DNA methylation levels were measured using the Illumina EPIC platform. Single CpG and regional analyses at imprinting genes were conducted.

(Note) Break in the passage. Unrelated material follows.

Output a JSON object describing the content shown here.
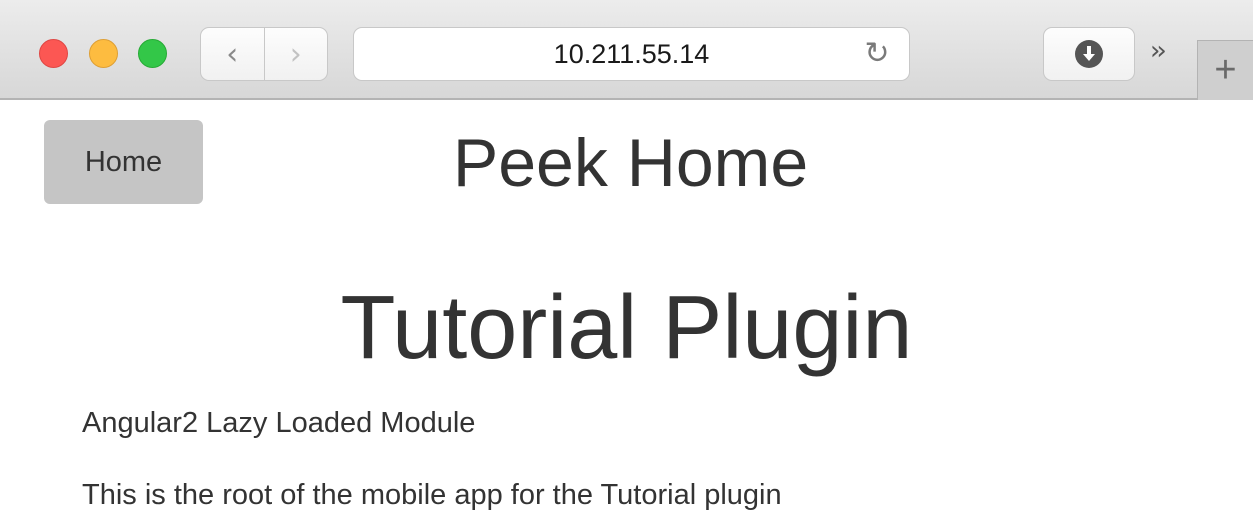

Compared to no fertility treatment, ART was associated with lower mean DNA methylation levels at birth in 11 CpGs (located in/near SYCE1, SPRN, KIAA2013, MYO1D, GET1/WRB-SH4BGR, IGF1R, SORD, NECAB3/ACTL10, and GET1) and higher mean methylation level in 1 CpG (KLK4; all false discovery rate P<.05). The strongest association (cg17676129) was located at SYCE1, which codes for a synaptonemal complex that plays a role in meiosis and therefore infertility. This CpG remained associated with newborn hypomethylation when the analysis was limited to those conceived with ICSI, but this may be because of underlying male infertility. In addition, nine regions in maternally imprinted genes (IGF1R, PPIEL, SVOPL GNAS, L3MBTL, BLCAP, HYMAI/PLAGL1, SNU13, and MEST) were observed to have decreased mean DNA methylation levels among newborns conceived by ART. In childhood, hypomethylation of the maternally imprinted gene, GNAS, persisted. No CpGs or regions were associated with ovulation induction.
ART but not ovulation induction was associated with hypomethylation at birth, but only one difference at an imprinting region appeared to persist in childhood.